Published On: Nov 28 2011 10:02:21 AM CST
Updated On: Jul 06 2012 03:07:32 PM CDT
ekg with heart and stethoscope

(NewsUSA) - Studies show that fast treatment makes patients more likely to survive certain types of heart attacks. According to national guidelines, heart attack patients should go from hospital door to "balloon" treatment within 90 minutes.

In 2005, only half of America's hospitals managed 90-minute door-to-balloon (D2B) times. To ensure faster treatment for more patients, the American College of Cardiology (ACC), along with 38 partner organizations, started its Door-to-Balloon Alliance to help participating hospitals lower their D2B times.

The program recently achieved its original ambition -- 75 percent of patients now receive treatment within 90 minutes of entering a hospital. A more recent analysis showed that, with an average D2B time of 80 minutes, hospitals participating in the program surpassed its goals.

"This ambitious effort to improve timeliness of heart attack care has reported marked improvements with the vast majority of patients receiving life-saving care within 90 minutes of hospital arrival, as recommended by clinical guidelines," said Elizabeth H. Bradley, Ph.D., professor at Yale School of Public Health, and lead author of the study.

Hospitals adopted several strategies to reduce D2B times, including creating real-time feedback between emergency departments and cardiologists, encouraging senior management to commit to the cause and creating a team-based approach to patient care.
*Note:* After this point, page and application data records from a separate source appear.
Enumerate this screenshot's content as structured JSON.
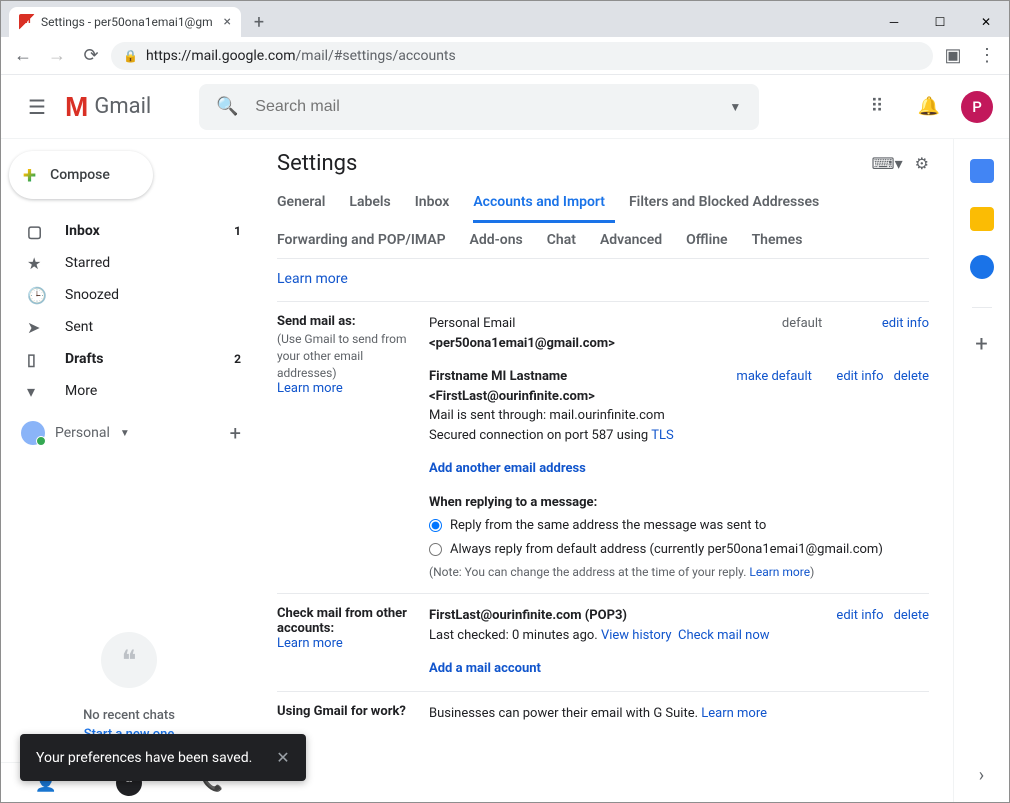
{
  "browser": {
    "tab_title": "Settings - per50ona1emai1@gm",
    "url_host": "https://mail.google.com",
    "url_path": "/mail/#settings/accounts"
  },
  "header": {
    "logo_text": "Gmail",
    "search_placeholder": "Search mail",
    "avatar_letter": "P"
  },
  "compose_label": "Compose",
  "nav": [
    {
      "icon": "inbox",
      "label": "Inbox",
      "count": "1",
      "bold": true
    },
    {
      "icon": "star",
      "label": "Starred"
    },
    {
      "icon": "clock",
      "label": "Snoozed"
    },
    {
      "icon": "send",
      "label": "Sent"
    },
    {
      "icon": "file",
      "label": "Drafts",
      "count": "2",
      "bold": true
    },
    {
      "icon": "chevron",
      "label": "More"
    }
  ],
  "personal_label": "Personal",
  "hangouts": {
    "line1": "No recent chats",
    "line2": "Start a new one"
  },
  "settings": {
    "title": "Settings",
    "tabs": [
      "General",
      "Labels",
      "Inbox",
      "Accounts and Import",
      "Filters and Blocked Addresses",
      "Forwarding and POP/IMAP",
      "Add-ons",
      "Chat",
      "Advanced",
      "Offline",
      "Themes"
    ],
    "active_tab": "Accounts and Import",
    "learn_more": "Learn more",
    "send_as": {
      "title": "Send mail as:",
      "sub": "(Use Gmail to send from your other email addresses)",
      "acct1": {
        "name": "Personal Email",
        "addr": "<per50ona1emai1@gmail.com>",
        "default_label": "default",
        "edit": "edit info"
      },
      "acct2": {
        "name": "Firstname MI Lastname",
        "addr": "<FirstLast@ourinfinite.com>",
        "detail1": "Mail is sent through: mail.ourinfinite.com",
        "detail2_a": "Secured connection on port 587 using ",
        "detail2_b": "TLS",
        "make_default": "make default",
        "edit": "edit info",
        "delete": "delete"
      },
      "add_link": "Add another email address",
      "reply_heading": "When replying to a message:",
      "reply_opt1": "Reply from the same address the message was sent to",
      "reply_opt2a": "Always reply from default address (currently ",
      "reply_opt2b": "per50ona1emai1@gmail.com)",
      "note_a": "(Note: You can change the address at the time of your reply. ",
      "note_b": "Learn more",
      "note_c": ")"
    },
    "check_mail": {
      "title": "Check mail from other accounts:",
      "addr": "FirstLast@ourinfinite.com (POP3)",
      "status_a": "Last checked: 0 minutes ago. ",
      "view_history": "View history",
      "check_now": "Check mail now",
      "edit": "edit info",
      "delete": "delete",
      "add_link": "Add a mail account"
    },
    "gsuite": {
      "title": "Using Gmail for work?",
      "text": "Businesses can power their email with G Suite. ",
      "learn": "Learn more"
    }
  },
  "toast_text": "Your preferences have been saved."
}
"The incredible success of the Door-to-Balloon Alliance represents aspects of the best of healthcare delivery in the United States; the integration of the highest medical science, technology and our medical community through the organization and integration of systems of care leading to seamless translation of evidence based medicine into clinical practice," said Ralph Brindis, M.D., president-elect of the ACC. "The ACC and the National Cardiovascular Data Registry (NCDR) are proud to have played a role in this key accomplishment for our nation."

For more information, visit www.acc.org.